And George knows just what to put into it. Grandma’s in for the surprise of her life — and so is George, when he sees the results of his mixture!
7. The BFG
Captured by a giant! But the BFG is no ordinary bone-crunching giant. He is far too nice and jumbly and it’s lucky for Sophie that he is.
If she had she been carried off in the middle of the night by the Bloodbottler, the Fleshlumpeater, the Bonecruncher, or any of the other giants — rather than the BFG — she would have soon become breakfast.
When Sophie hears that they are flush-bunking off in England to swollomp a few nice little chiddlers, she decides she must stop them once and for all, and the BFG is going to help her!
8. The Witches
This is not a fairy-tale, because this is about real witches.
Real witches don’t ride around on broomsticks. They don’t even wear black cloaks and hats. They are vile, cunning, detestable creatures who disguise themselves as nice, ordinary ladies.

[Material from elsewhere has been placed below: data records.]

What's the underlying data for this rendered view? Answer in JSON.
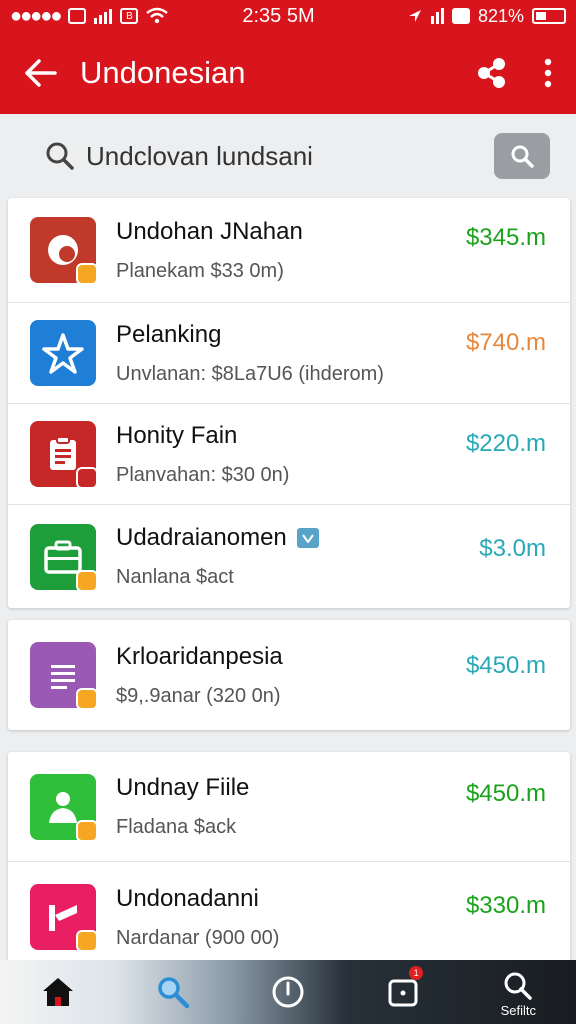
{
  "status_bar": {
    "time": "2:35 5M",
    "battery": "821%",
    "box_icon": "B"
  },
  "app_bar": {
    "title": "Undonesian",
    "back_icon": "arrow-left-icon",
    "share_icon": "share-icon",
    "more_icon": "more-vert-icon"
  },
  "search": {
    "query": "Undclovan lundsani"
  },
  "colors": {
    "brand": "#d8141c",
    "price_green": "#1aa31a",
    "price_orange": "#e8873a",
    "price_teal": "#27a9b6"
  },
  "lists": [
    {
      "items": [
        {
          "title": "Undohan JNahan",
          "subtitle": "Planekam $33 0m)",
          "price": "$345.m",
          "price_color": "#1aa31a",
          "icon": "target-icon",
          "icon_bg": "#c0392b"
        },
        {
          "title": "Pelanking",
          "subtitle": "Unvlanan: $8La7U6 (ihderom)",
          "price": "$740.m",
          "price_color": "#e8873a",
          "icon": "star-person-icon",
          "icon_bg": "#1f7fd6"
        },
        {
          "title": "Honity Fain",
          "subtitle": "Planvahan: $30 0n)",
          "price": "$220.m",
          "price_color": "#27a9b6",
          "icon": "clipboard-icon",
          "icon_bg": "#c62828"
        },
        {
          "title": "Udadraianomen",
          "subtitle": "Nanlana $act",
          "price": "$3.0m",
          "price_color": "#27a9b6",
          "icon": "briefcase-icon",
          "icon_bg": "#1e9e3a",
          "verified": true
        }
      ]
    },
    {
      "items": [
        {
          "title": "Krloaridanpesia",
          "subtitle": "$9,.9anar (320 0n)",
          "price": "$450.m",
          "price_color": "#27a9b6",
          "icon": "document-icon",
          "icon_bg": "#9b59b6"
        }
      ]
    },
    {
      "items": [
        {
          "title": "Undnay Fiile",
          "subtitle": "Fladana $ack",
          "price": "$450.m",
          "price_color": "#1aa31a",
          "icon": "person-icon",
          "icon_bg": "#2fbf3a"
        },
        {
          "title": "Undonadanni",
          "subtitle": "Nardanar (900 00)",
          "price": "$330.m",
          "price_color": "#1aa31a",
          "icon": "pointer-icon",
          "icon_bg": "#e91e63"
        }
      ]
    }
  ],
  "bottom_nav": {
    "items": [
      {
        "icon": "home-icon"
      },
      {
        "icon": "search-icon"
      },
      {
        "icon": "compass-icon"
      },
      {
        "icon": "notification-icon",
        "badge": "1"
      },
      {
        "icon": "search-icon",
        "label": "Sefiltc"
      }
    ]
  }
}
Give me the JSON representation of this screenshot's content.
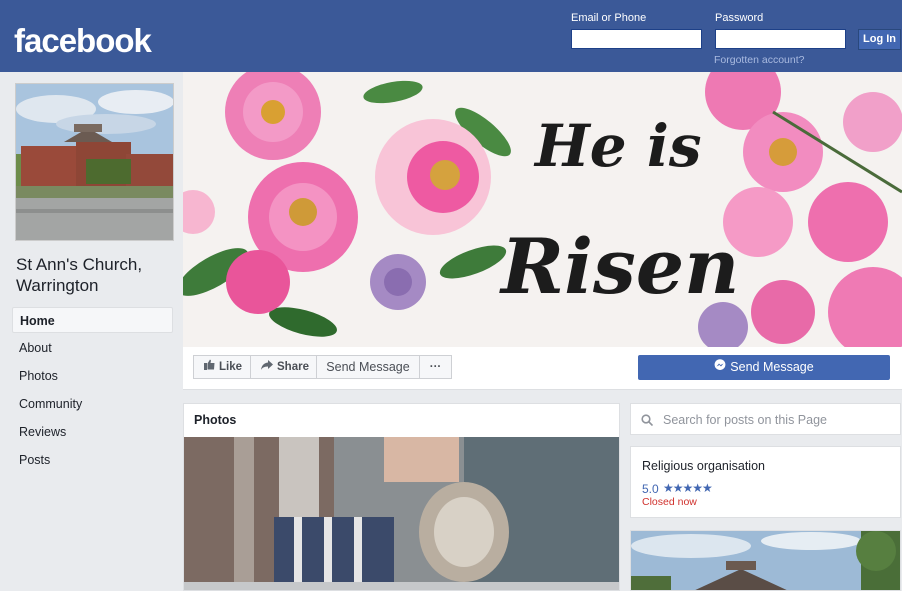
{
  "header": {
    "logo": "facebook",
    "email_label": "Email or Phone",
    "password_label": "Password",
    "login_button": "Log In",
    "forgot_link": "Forgotten account?"
  },
  "page": {
    "name_line1": "St Ann's Church,",
    "name_line2": "Warrington"
  },
  "nav": {
    "items": [
      {
        "label": "Home"
      },
      {
        "label": "About"
      },
      {
        "label": "Photos"
      },
      {
        "label": "Community"
      },
      {
        "label": "Reviews"
      },
      {
        "label": "Posts"
      }
    ]
  },
  "cover": {
    "line1": "He is",
    "line2": "Risen"
  },
  "actions": {
    "like": "Like",
    "share": "Share",
    "send_message": "Send Message",
    "more": "···",
    "primary": "Send Message"
  },
  "photos": {
    "title": "Photos"
  },
  "sidebar": {
    "search_placeholder": "Search for posts on this Page",
    "category": "Religious organisation",
    "rating": "5.0",
    "stars": "★★★★★",
    "status": "Closed now"
  },
  "colors": {
    "brand": "#3b5998",
    "button_primary": "#4267b2",
    "closed": "#d0312d"
  }
}
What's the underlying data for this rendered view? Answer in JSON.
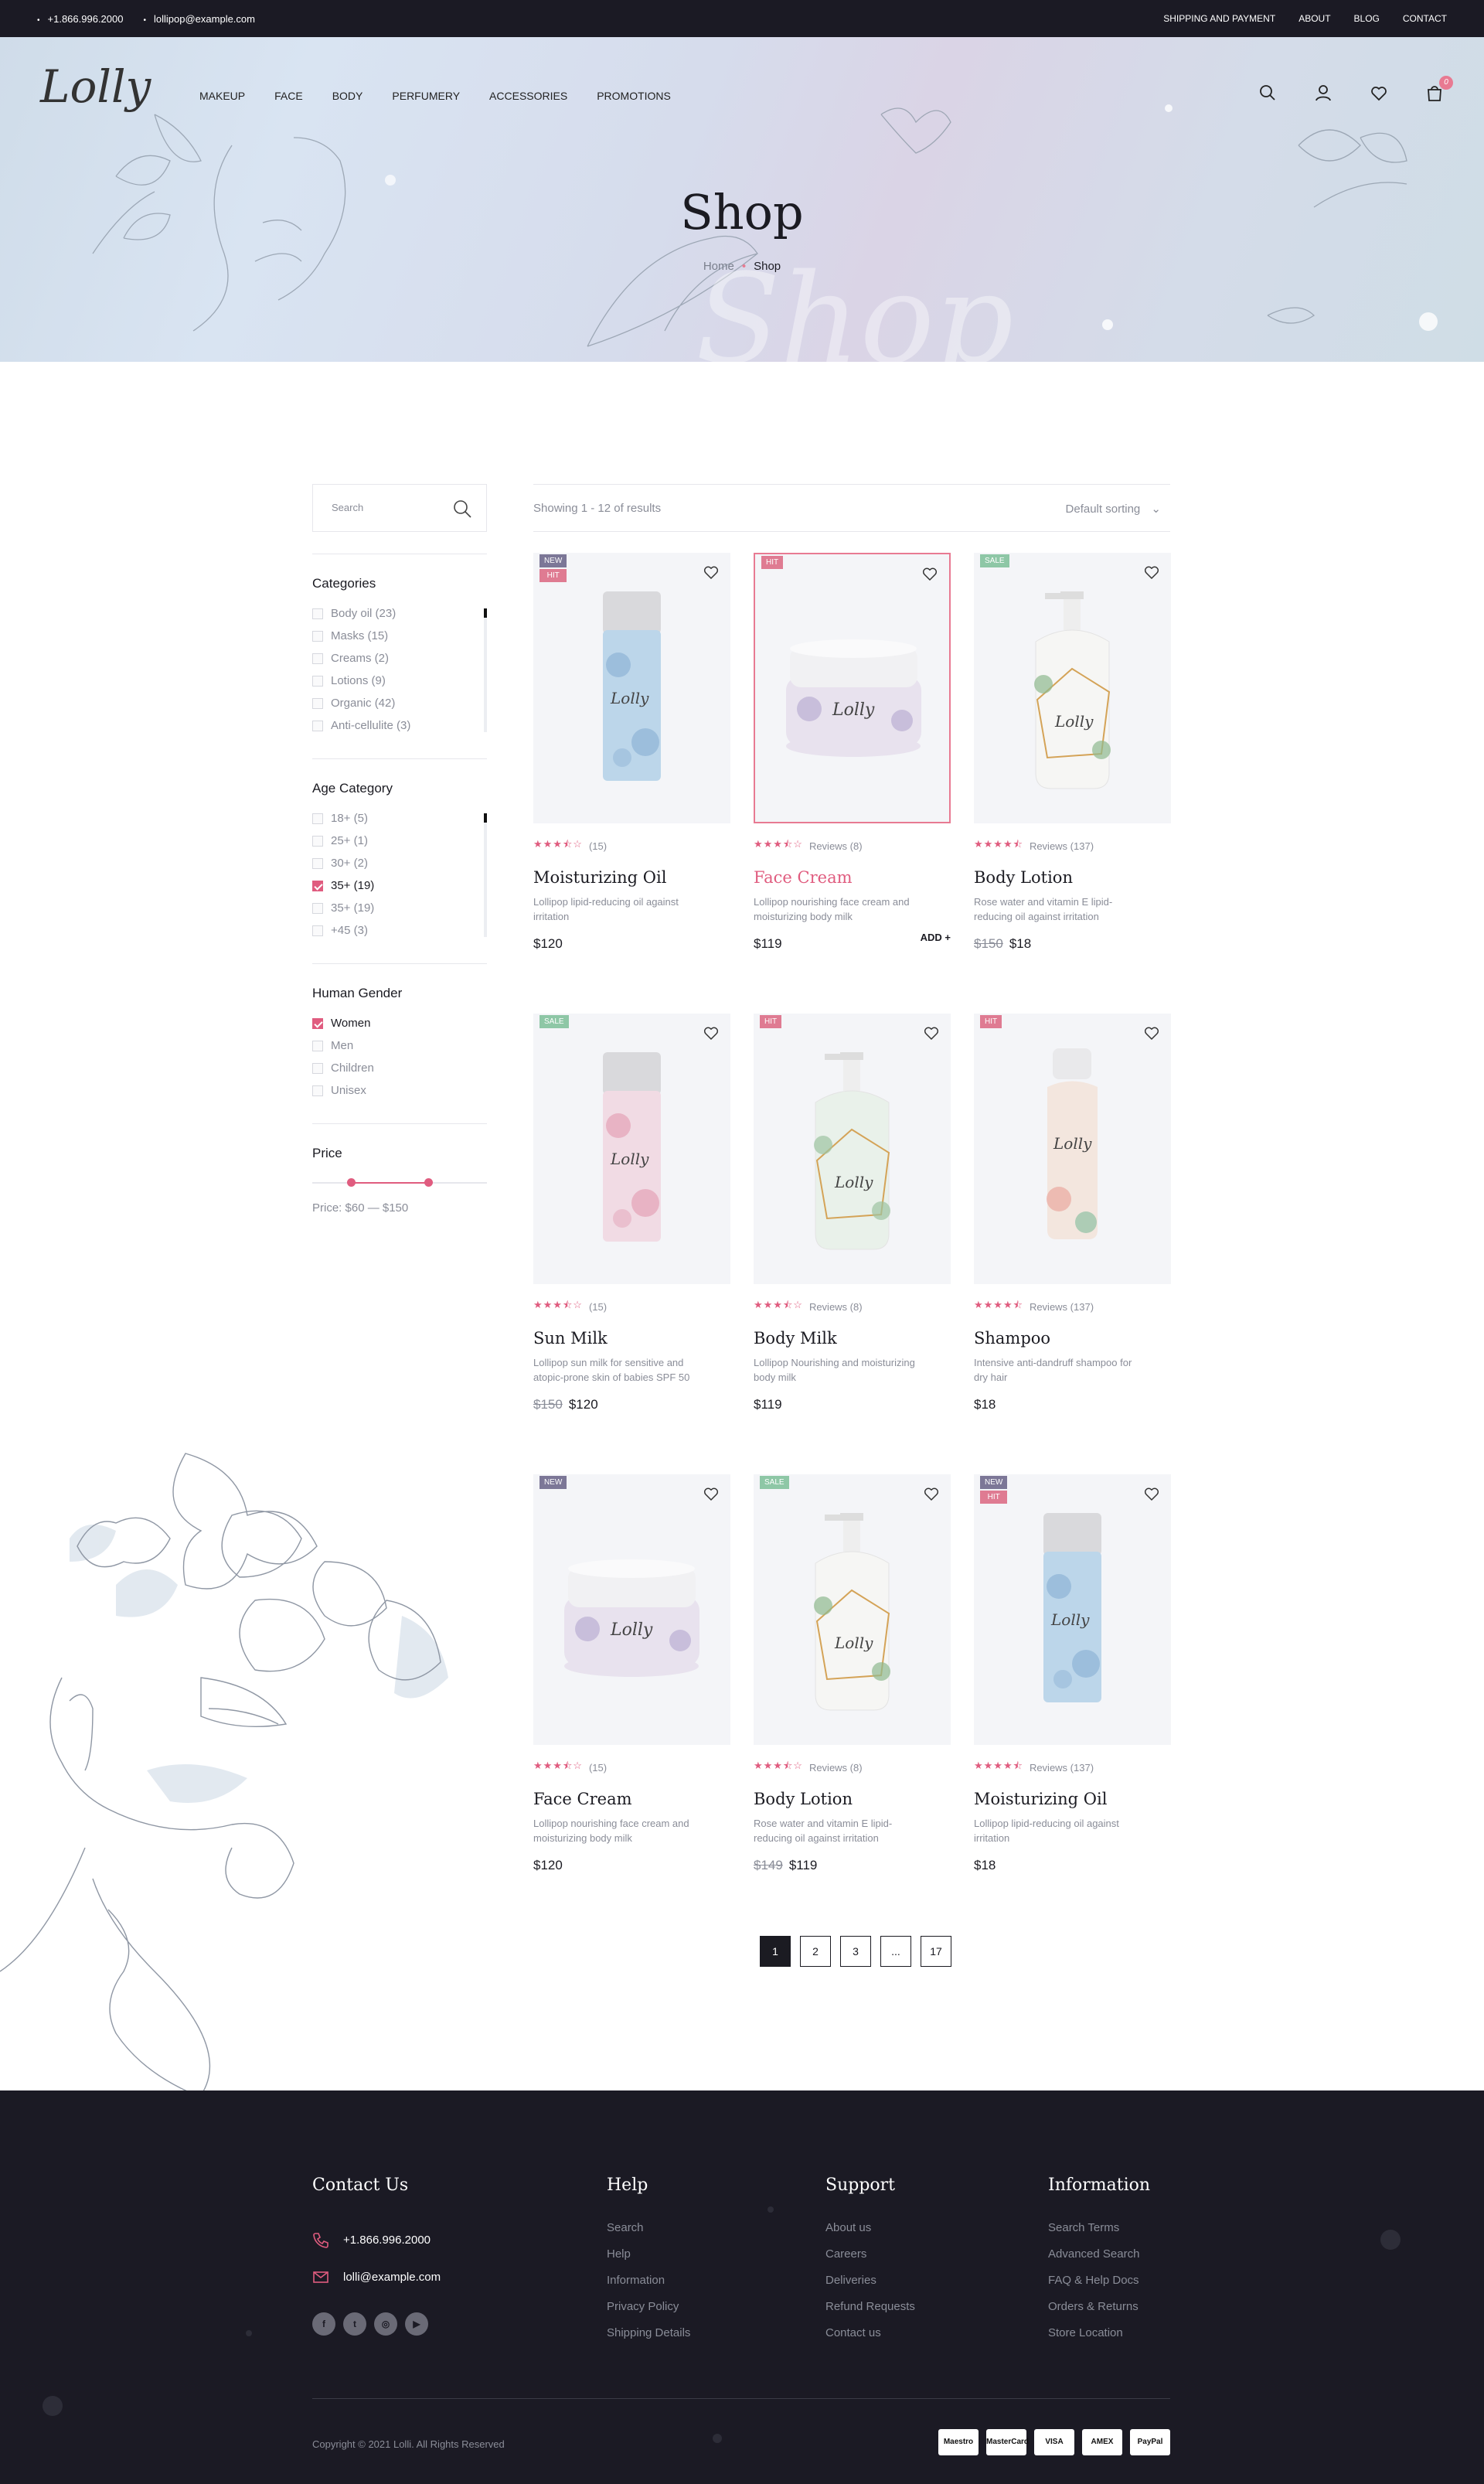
{
  "topbar": {
    "phone": "+1.866.996.2000",
    "email": "lollipop@example.com",
    "links": [
      "SHIPPING AND PAYMENT",
      "ABOUT",
      "BLOG",
      "CONTACT"
    ]
  },
  "header": {
    "logo": "Lolly",
    "nav": [
      "MAKEUP",
      "FACE",
      "BODY",
      "PERFUMERY",
      "ACCESSORIES",
      "PROMOTIONS"
    ],
    "cart_count": "0"
  },
  "hero": {
    "title": "Shop",
    "breadcrumb": [
      "Home",
      "Shop"
    ],
    "watermark": "Shop"
  },
  "sidebar": {
    "search_placeholder": "Search",
    "categories": {
      "title": "Categories",
      "items": [
        "Body oil (23)",
        "Masks (15)",
        "Creams (2)",
        "Lotions (9)",
        "Organic (42)",
        "Anti-cellulite (3)"
      ]
    },
    "age": {
      "title": "Age Category",
      "items": [
        "18+ (5)",
        "25+ (1)",
        "30+ (2)",
        "35+ (19)",
        "35+ (19)",
        "+45 (3)"
      ],
      "checked_index": 3
    },
    "gender": {
      "title": "Human Gender",
      "items": [
        "Women",
        "Men",
        "Children",
        "Unisex"
      ],
      "checked_index": 0
    },
    "price": {
      "title": "Price",
      "label": "Price: $60 — $150",
      "min": 60,
      "max": 150
    }
  },
  "toolbar": {
    "results": "Showing 1 - 12 of results",
    "sorting": "Default sorting"
  },
  "products": [
    {
      "tags": [
        "NEW",
        "HIT"
      ],
      "rating": 3.5,
      "reviews": "(15)",
      "name": "Moisturizing Oil",
      "desc": "Lollipop lipid-reducing oil against irritation",
      "old": "",
      "price": "$120",
      "kind": "spray",
      "colors": [
        "#bcd6ea",
        "#8fb3d6"
      ]
    },
    {
      "tags": [
        "HIT"
      ],
      "rating": 3.5,
      "reviews": "Reviews (8)",
      "name": "Face Cream",
      "desc": "Lollipop nourishing face cream and moisturizing body milk",
      "old": "",
      "price": "$119",
      "kind": "jar",
      "colors": [
        "#e8e2ee",
        "#b3a6cf"
      ],
      "selected": true,
      "add": "ADD"
    },
    {
      "tags": [
        "SALE"
      ],
      "rating": 4.5,
      "reviews": "Reviews (137)",
      "name": "Body Lotion",
      "desc": "Rose water and vitamin E lipid-reducing oil against irritation",
      "old": "$150",
      "price": "$18",
      "kind": "pump",
      "colors": [
        "#f6f6f4",
        "#8fb98f"
      ]
    },
    {
      "tags": [
        "SALE"
      ],
      "rating": 3.5,
      "reviews": "(15)",
      "name": "Sun Milk",
      "desc": "Lollipop sun milk for sensitive and atopic-prone skin of babies SPF 50",
      "old": "$150",
      "price": "$120",
      "kind": "spray",
      "colors": [
        "#f1dbe4",
        "#e4a3b7"
      ]
    },
    {
      "tags": [
        "HIT"
      ],
      "rating": 3.5,
      "reviews": "Reviews (8)",
      "name": "Body Milk",
      "desc": "Lollipop Nourishing and moisturizing body milk",
      "old": "",
      "price": "$119",
      "kind": "pump",
      "colors": [
        "#e9f1ea",
        "#9cc3a1"
      ]
    },
    {
      "tags": [
        "HIT"
      ],
      "rating": 4.5,
      "reviews": "Reviews (137)",
      "name": "Shampoo",
      "desc": "Intensive anti-dandruff shampoo for dry hair",
      "old": "",
      "price": "$18",
      "kind": "bottle",
      "colors": [
        "#f3e6de",
        "#e9a8a0"
      ]
    },
    {
      "tags": [
        "NEW"
      ],
      "rating": 3.5,
      "reviews": "(15)",
      "name": "Face Cream",
      "desc": "Lollipop nourishing face cream and moisturizing body milk",
      "old": "",
      "price": "$120",
      "kind": "jar",
      "colors": [
        "#e8e2ee",
        "#b3a6cf"
      ]
    },
    {
      "tags": [
        "SALE"
      ],
      "rating": 3.5,
      "reviews": "Reviews (8)",
      "name": "Body Lotion",
      "desc": "Rose water and vitamin E lipid-reducing oil against irritation",
      "old": "$149",
      "price": "$119",
      "kind": "pump",
      "colors": [
        "#f6f6f4",
        "#8fb98f"
      ]
    },
    {
      "tags": [
        "NEW",
        "HIT"
      ],
      "rating": 4.5,
      "reviews": "Reviews (137)",
      "name": "Moisturizing Oil",
      "desc": "Lollipop lipid-reducing oil against irritation",
      "old": "",
      "price": "$18",
      "kind": "spray",
      "colors": [
        "#bcd6ea",
        "#8fb3d6"
      ]
    }
  ],
  "pagination": [
    "1",
    "2",
    "3",
    "...",
    "17"
  ],
  "footer": {
    "contact": {
      "title": "Contact Us",
      "phone": "+1.866.996.2000",
      "email": "lolli@example.com"
    },
    "help": {
      "title": "Help",
      "links": [
        "Search",
        "Help",
        "Information",
        "Privacy Policy",
        "Shipping Details"
      ]
    },
    "support": {
      "title": "Support",
      "links": [
        "About us",
        "Careers",
        "Deliveries",
        "Refund Requests",
        "Contact us"
      ]
    },
    "info": {
      "title": "Information",
      "links": [
        "Search Terms",
        "Advanced Search",
        "FAQ & Help Docs",
        "Orders & Returns",
        "Store Location"
      ]
    },
    "copyright": "Copyright © 2021 Lolli.  All Rights Reserved",
    "payments": [
      "Maestro",
      "MasterCard",
      "VISA",
      "AMEX",
      "PayPal"
    ]
  },
  "colors": {
    "accent": "#e05c7f",
    "dark": "#1b1a24",
    "tag_new": "#7c7797",
    "tag_hit": "#df7b92",
    "tag_sale": "#8ec7a6"
  }
}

So how can you tell when you’re face to face with one? Well, if you don’t know yet you’d better find out quickly — because there’s nothing a witch loathes quite as much as children and she’ll wield all kinds of terrifying powers to get rid of them.
9. The Giraffe and the Pelly and Me
Billy is a kid with a dream. He wants to turn an old wooden house into an incredible sweetshop full of treats.
Meanwhile, the Ladderless Window-Cleaning company — who needs ladders when you’ve got a giraffe? — has just landed a big break. They’ll be cleaning all six hundred and seventy-seven windows of the mansion owned by the richest man in all of England. All they need is a little help from Billy.
Can these unlikely new friends make Billy’s wildest dreams come true and take him on adventure he’ll never forget?
Matilda is a little girl who is far too good to be true. At age five-and-a-half she’s knocking off double-digit multiplication problems and blitz-reading Dickens. Even more remarkably, her classmates love her even though she’s a super-nerd and the teacher’s pet. But everything is not perfect in Matilda’s world…
That’s because she has two of the most idiotic, self-centered parents who ever lived. Then there’s the large, busty nightmare of a school principal, Miss Trunchbull, a former hammer-throwing champion who flings children at will, and is approximately as sympathetic as a bulldozer.
But fortunately for Matilda, she has the inner resources to deal with such annoyances: Astonishing intelligence, saintly patience, and an innate predilection for revenge.
11. Esio Trot
Mr. Hoppy really loves his neighbour Mrs. Silver, and Mrs. Silver really loves her tortoise, Alfie.
Oh, if only Mr. Hoppy could perform some great feat that would make him a hero in her eyes!
Then one day an amazing idea rushes into his head. With the help of a magical spell, some cabbage leaves and one hundred and forty tortoises, can shy Mr. Hoppy win Mrs. Silver’s heart?
12. Charlie and the Chocolate Factory
Willy Wonka’s famous chocolate factory is opening at last! But only five lucky children will be allowed inside.
Those five winners are: Augustus Gloop, an enormously fat boy whose hobby is eating; Veruca Salt, a spoiled-rotten brat whose parents are wrapped around her little finger; Violet Beauregarde, a dim-witted gum-chewer with the fastest jaws around; Mike Teavee, a toy pistol-toting gangster-in-training who is obsessed with television; and Charlie Bucket, Our Hero, a boy who is honest and kind, brave and true, and good and ready for the wildest time of his life!
Roald Dahl, while the center of debate, remains one of the bestselling children’s authors. He wrote mischievous characters that pursued great adventures, which captured the minds of children and adults alike.